▸ **Exercise**: Go through the records below and show every line with the string "title".

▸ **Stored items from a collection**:
───

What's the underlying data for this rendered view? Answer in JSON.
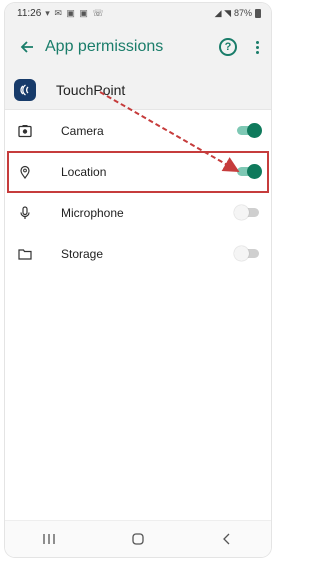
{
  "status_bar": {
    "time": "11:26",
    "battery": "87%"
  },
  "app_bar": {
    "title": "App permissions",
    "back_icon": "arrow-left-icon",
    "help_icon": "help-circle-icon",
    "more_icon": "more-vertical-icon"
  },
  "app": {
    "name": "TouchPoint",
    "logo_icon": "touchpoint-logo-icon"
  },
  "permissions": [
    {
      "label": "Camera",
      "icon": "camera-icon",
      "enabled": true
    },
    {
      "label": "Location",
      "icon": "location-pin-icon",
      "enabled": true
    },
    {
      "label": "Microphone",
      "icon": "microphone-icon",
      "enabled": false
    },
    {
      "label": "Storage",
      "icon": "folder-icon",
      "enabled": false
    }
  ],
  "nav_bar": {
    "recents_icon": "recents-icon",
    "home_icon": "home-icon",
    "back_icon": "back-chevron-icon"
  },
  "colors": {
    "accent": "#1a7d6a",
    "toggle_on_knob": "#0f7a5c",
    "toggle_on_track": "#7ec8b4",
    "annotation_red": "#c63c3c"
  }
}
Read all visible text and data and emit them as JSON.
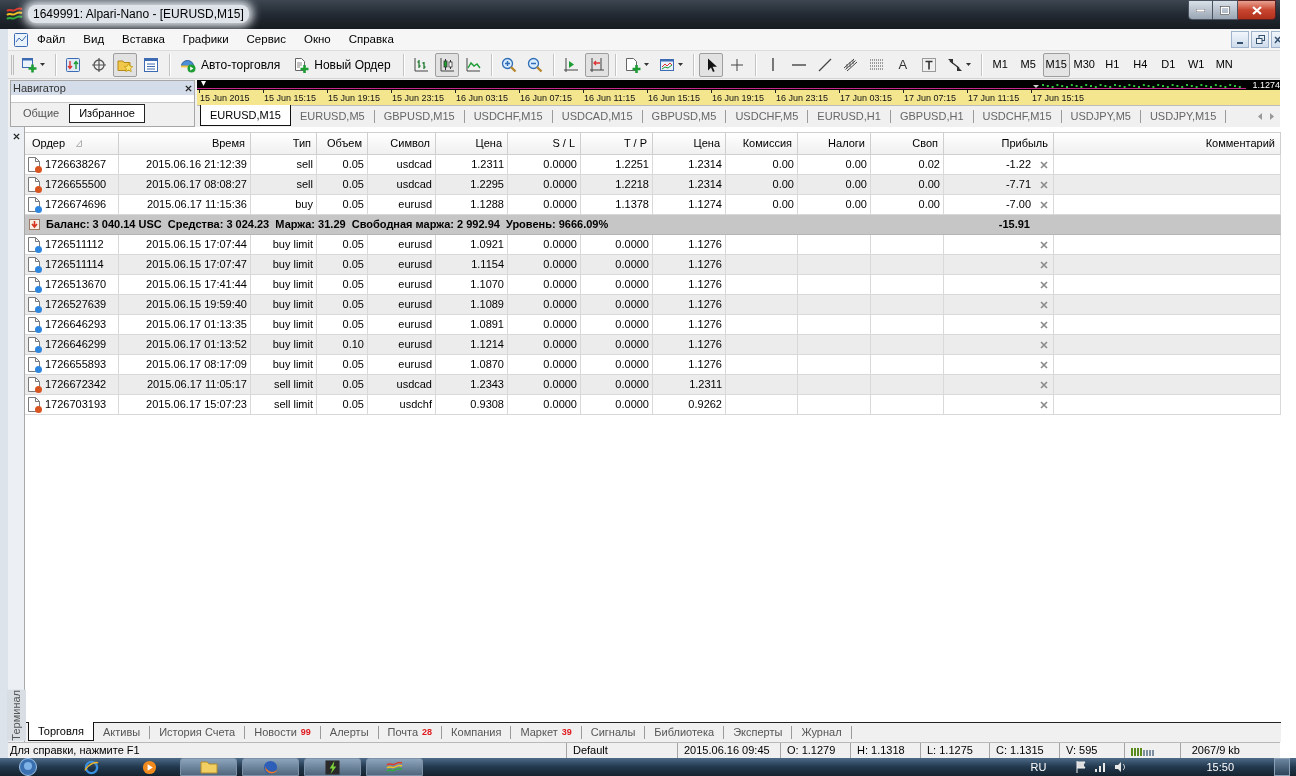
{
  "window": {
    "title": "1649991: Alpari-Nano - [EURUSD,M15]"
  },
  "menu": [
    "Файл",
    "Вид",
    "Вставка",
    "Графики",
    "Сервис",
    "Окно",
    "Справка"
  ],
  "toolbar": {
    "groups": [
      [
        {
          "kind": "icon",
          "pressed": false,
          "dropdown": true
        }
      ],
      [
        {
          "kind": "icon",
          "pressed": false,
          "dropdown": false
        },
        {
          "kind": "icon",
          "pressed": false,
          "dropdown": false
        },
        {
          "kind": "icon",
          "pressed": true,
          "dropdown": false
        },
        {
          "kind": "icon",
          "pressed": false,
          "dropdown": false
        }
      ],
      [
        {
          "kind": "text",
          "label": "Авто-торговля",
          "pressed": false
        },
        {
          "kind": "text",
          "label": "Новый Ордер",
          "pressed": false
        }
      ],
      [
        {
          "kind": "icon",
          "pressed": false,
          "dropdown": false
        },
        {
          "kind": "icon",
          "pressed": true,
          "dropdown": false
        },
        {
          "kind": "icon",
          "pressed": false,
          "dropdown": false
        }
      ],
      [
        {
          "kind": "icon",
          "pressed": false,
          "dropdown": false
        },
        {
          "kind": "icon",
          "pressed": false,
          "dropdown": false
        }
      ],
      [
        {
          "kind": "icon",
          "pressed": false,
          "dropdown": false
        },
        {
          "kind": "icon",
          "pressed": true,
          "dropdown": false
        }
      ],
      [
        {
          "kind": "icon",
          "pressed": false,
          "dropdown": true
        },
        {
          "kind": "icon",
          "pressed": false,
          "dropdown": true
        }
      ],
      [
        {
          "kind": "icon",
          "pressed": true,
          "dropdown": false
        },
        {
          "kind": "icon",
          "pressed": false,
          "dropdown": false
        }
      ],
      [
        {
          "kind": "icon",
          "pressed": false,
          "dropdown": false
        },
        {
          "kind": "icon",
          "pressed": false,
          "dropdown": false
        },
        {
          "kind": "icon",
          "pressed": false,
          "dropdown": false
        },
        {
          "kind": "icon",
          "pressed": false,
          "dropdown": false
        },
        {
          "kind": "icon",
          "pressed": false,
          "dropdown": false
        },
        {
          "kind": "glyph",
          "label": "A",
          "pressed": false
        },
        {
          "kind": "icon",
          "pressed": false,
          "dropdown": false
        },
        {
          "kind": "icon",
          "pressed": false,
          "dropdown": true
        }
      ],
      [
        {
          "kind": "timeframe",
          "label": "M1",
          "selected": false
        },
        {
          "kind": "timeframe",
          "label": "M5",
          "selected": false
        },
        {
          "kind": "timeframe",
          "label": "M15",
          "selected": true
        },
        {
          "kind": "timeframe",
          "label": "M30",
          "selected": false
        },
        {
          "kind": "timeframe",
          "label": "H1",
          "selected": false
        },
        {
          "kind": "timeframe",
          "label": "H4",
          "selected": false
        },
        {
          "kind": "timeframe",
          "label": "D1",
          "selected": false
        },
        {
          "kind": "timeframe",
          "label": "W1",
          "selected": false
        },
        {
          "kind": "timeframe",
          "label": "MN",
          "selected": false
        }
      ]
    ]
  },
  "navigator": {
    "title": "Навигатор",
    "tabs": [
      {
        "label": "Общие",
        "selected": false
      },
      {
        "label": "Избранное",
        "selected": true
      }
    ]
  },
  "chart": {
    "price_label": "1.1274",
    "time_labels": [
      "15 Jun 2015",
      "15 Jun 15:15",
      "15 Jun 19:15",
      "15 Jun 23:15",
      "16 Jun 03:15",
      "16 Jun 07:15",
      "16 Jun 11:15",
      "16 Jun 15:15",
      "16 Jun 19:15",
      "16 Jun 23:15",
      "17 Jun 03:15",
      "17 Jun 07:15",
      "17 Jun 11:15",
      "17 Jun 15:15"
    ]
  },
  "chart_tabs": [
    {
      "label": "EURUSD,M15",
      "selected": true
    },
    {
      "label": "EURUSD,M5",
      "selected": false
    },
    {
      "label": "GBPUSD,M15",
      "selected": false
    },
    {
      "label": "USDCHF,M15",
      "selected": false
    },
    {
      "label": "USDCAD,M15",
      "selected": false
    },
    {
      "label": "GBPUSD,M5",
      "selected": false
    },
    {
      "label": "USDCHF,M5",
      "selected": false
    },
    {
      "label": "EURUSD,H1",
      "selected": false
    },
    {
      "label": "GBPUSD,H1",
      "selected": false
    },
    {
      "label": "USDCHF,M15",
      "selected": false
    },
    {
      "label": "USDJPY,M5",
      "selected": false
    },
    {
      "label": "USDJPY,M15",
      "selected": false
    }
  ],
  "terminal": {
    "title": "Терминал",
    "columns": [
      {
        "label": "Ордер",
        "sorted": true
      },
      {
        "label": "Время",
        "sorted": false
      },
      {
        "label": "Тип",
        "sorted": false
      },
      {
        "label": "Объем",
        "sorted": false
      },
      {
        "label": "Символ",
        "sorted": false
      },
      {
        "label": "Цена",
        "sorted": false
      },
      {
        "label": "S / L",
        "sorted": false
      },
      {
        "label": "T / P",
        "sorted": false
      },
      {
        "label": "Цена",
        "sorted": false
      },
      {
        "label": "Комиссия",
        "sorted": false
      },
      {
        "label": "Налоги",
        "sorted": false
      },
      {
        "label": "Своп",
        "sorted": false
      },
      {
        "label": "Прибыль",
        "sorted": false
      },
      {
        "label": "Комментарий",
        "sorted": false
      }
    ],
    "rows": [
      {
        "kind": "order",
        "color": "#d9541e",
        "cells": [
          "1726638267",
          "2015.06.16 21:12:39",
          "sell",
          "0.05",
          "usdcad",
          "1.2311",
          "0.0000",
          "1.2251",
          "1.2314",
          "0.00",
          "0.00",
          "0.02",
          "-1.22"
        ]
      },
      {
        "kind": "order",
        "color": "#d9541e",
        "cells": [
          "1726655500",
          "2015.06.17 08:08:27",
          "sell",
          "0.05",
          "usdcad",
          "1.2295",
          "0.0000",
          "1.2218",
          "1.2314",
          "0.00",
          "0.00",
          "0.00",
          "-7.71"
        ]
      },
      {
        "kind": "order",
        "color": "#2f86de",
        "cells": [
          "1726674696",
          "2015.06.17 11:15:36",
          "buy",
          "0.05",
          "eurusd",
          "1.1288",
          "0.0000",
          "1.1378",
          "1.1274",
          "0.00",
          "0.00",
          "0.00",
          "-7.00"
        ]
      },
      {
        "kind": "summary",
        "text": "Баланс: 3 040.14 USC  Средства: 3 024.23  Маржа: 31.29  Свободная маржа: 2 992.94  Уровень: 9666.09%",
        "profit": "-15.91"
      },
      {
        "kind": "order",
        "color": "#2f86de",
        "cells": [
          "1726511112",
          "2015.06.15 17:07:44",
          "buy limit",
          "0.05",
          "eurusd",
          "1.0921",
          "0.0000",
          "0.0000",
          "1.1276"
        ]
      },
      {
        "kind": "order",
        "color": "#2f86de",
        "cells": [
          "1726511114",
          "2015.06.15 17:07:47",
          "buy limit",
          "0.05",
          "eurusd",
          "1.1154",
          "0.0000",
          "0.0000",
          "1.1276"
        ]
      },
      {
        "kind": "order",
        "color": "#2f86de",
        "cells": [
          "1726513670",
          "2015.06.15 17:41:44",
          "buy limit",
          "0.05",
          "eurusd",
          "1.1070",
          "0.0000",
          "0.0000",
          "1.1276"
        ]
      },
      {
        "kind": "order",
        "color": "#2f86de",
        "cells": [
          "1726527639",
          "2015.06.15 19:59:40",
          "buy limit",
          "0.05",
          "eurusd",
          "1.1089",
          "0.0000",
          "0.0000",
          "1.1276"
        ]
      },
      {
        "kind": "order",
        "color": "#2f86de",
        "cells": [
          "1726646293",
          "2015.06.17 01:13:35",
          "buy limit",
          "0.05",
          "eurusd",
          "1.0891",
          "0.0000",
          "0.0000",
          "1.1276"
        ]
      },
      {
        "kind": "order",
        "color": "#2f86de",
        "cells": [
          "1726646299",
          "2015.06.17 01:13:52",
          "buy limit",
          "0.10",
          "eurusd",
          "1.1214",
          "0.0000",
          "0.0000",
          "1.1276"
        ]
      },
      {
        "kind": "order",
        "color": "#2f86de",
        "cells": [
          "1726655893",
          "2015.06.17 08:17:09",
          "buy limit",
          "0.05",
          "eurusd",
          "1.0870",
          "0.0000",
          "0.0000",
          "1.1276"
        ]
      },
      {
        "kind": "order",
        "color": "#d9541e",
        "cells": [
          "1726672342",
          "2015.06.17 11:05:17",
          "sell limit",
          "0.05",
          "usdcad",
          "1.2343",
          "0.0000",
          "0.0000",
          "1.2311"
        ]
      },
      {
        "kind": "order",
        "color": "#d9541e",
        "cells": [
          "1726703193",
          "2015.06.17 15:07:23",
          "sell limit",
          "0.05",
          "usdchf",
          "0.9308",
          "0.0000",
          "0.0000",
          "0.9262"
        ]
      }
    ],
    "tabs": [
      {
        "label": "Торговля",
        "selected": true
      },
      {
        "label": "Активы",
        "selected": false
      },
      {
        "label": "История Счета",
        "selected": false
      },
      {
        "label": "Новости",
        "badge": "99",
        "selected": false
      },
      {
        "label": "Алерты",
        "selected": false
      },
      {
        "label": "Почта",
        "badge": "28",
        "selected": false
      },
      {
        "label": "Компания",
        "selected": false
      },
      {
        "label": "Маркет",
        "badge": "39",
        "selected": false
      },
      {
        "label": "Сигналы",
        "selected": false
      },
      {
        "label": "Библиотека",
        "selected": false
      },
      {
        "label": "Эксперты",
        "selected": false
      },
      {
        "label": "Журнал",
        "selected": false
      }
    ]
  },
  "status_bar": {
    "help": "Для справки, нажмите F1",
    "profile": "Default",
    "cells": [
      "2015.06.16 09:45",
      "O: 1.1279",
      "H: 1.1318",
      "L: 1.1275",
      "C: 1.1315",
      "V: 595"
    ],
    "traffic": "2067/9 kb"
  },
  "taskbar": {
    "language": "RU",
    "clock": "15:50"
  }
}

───

▸ **Task answer**:
    "title": "App permissions",
    "title": "1649991: Alpari-Nano - [EURUSD,M15]"
    "title": "Навигатор",
    "title": "Терминал",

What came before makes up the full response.